Bill Bonnar explains the path China is on and the challenges it faces
The People’s Republic of China (PRC) celebrates its seventieth birthday this year. It’s moved from being a war-ravaged vassal of western imperialism to the world’s second largest economy. What are socialists to make of this? Analysis is often like this. From 1949-1978, the Chinese Communist Party (CCP) oversaw the greatest socialist revolution in history. Since 1978, it has overseen the greatest capitalist revolution in history. In the latter, if China has undergone a capitalist transformation, it is like no other such transformation we have ever witnessed. A ‘socialist market economy’ overwhelmingly owned and controlled by the state, an economy where centralised planning still predominates over the market and where the state remains the principal driving force in economic development. All overseen by the CCP which states the process currently being taken is part of the overall aim of building socialism.
To understand PRC history, one has to understand the CCP’s history. When it emerged victorious from the civil war in 1949, it was not a conventional political party. In fact, it was more like a broad-based national liberation movement. Interestingly, the first PRC constitution stated the CPC was the leading force in society at the head of an alliance of workers, peasants and domestic bourgeoisie. Once the PRC was established, an immense division opened up about the way forward and would engulf Chinese politics for the next 30 years.

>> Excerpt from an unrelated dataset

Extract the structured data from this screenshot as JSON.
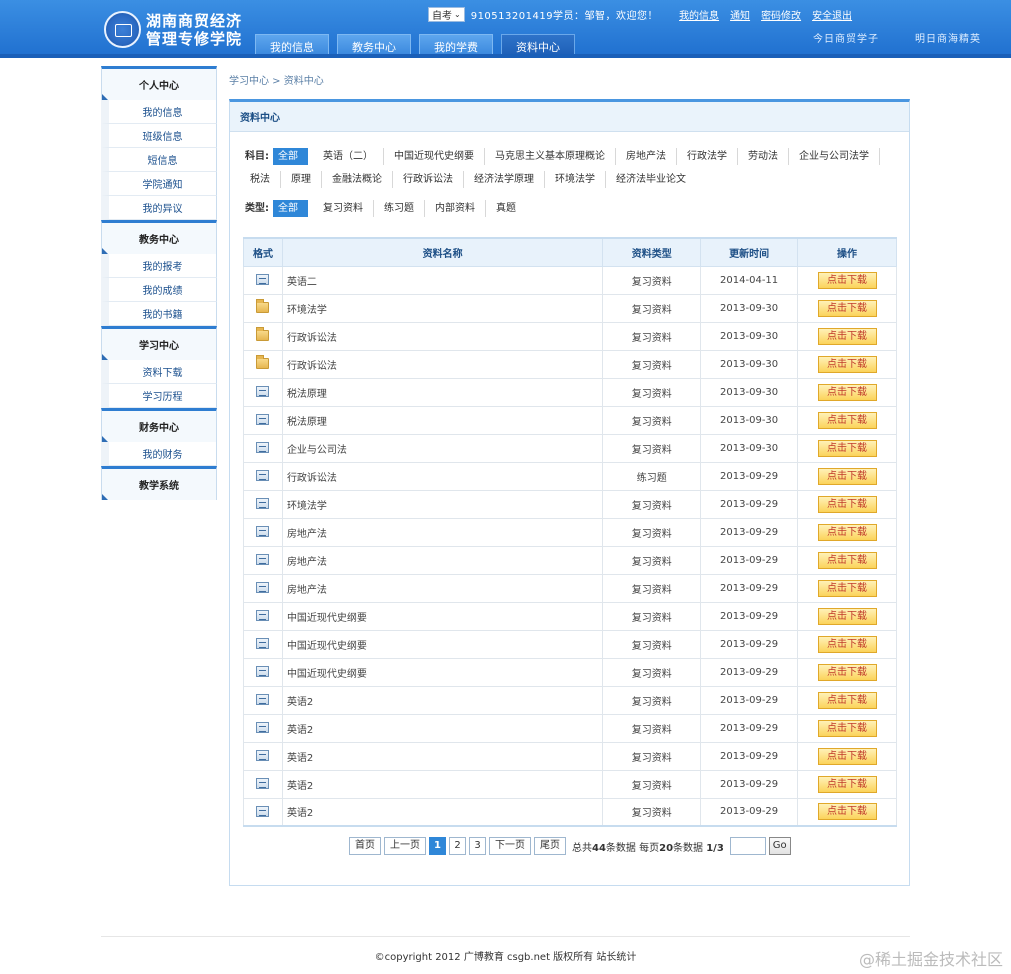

The party split into two factions often referred to as the ‘Maoists’ and the ‘Capitalist Roaders’. For the Maoists, things were simple. The 1949 revolution was socialist and quickly established a socialist system. Which meant that China could now move forward to the establishment of a more communist system although one based primarily on a rural society. For the Capitalist Roaders, around Deng Yiaping, this was nonsense. For them the 1949 revolution was simply the completion of the earlier revolution of 1911 whose aims were the establishment of a modern republic and to reverse the defeats suffered at the hands of western imperialism. The 1949 revolution by definition could not be socialist because socialism is a system created by the overthrow of capitalism. For them pre-revolutionary China was not capitalist and, therefore, China needed to go through a period of capitalist style development to transform the country into a modern state. The key measure would be the change from a predominately rural to a predominately urban society; something achieved in the past decade.
This division convulsed Chinese politics, reaching its peak during the Cultural Revolution from 1966-1970. However, by 1976 the Capitalist Roaders had triumphed and set about their plans. In 1978, they launched the ‘Four Great Modernisations’; which is what we have witnessed in China for the past 40 years.
Today, it is the world’s largest manufacturing economy. It is an economy with the outward appearance of capitalism. Yet, all large manufacturing companies are, to a greater or lesser extent, state-owned and controlled with the profits mostly going to the state. The private sector, in the conventional sense, is relatively small and is overwhelmingly located in small businesses and in the rural economy. Foreign investment is marginal and tightly restricted and controlled through the system of joint-stock companies partly owned by the government. Some western economists had believed that all this would eventually lead to the rise of a more recognisable capitalist economy yet there is little evidence of this. In fact, as the economy has grown and become more diverse, the main thrust of government policy appears to one of consolidating state control.
China is governed by a centralised one-party state. This has led some western commentators to argue for the overthrow of the CPC and that China must move towards some kind of western style multi-party democracy. This demonstrates an ignorance of Chinese politics, culture and society bordering on stupidity. For most Chinese, the CPC is the current incarnation of the Chinese state – more like a civil service than a political party. In China, the state is revered as the foundation stone of Chinese culture and civilisation, the guarantor of stability and the defence against chaos. For most, the idea of overthrowing the CPC means overthrowing the state.
The issues are, rather, of democracy and civil rights. China is not and never has been a democracy and has little tradition of human rights (individual, community, workers). Bringing about a civil rights-based political system is its greatest political challenge. When China was primarily a rural society, this was difficult with a largely traditional, socially conservative population. Most Chinese now are better educated, have more of a world outlook, live in an urban setting and are now more likely to demand greater civil rights.
By any definition, China is a success story. In a single generation, there has been a transformation on a scale unparalleled in human history, transforming the lives of the Chinese people for the better. The present course is set to continue for the indefinite future. There will, of course, be many challenges which include the following.
What will be the future balance between an increasingly diverse and complex economy and centralised state? What will be the state’s response to the growing demands for more civil rights and how will it respond if these campaigns take on an organised and mass form? Can China maintain the growth rates of the last few decades and should it? How will it deal with the consequences of rapid economic development on climate change? How will it exercise its increasing role as a global super power?
For socialists, does this represent a model for the transition to socialism and at what stage, if ever, does this transition period end and socialism be established? This is all debatable but what is clear is that we will debating China for years to come. As Martin Jacques said in his When China Rules the World: ‘if the 19th century belonged to Britain and the 20th century belonged to America then the 21st century will belong to China’.
Bill Bonnar is a member of the editorial committee of Scottish Left Review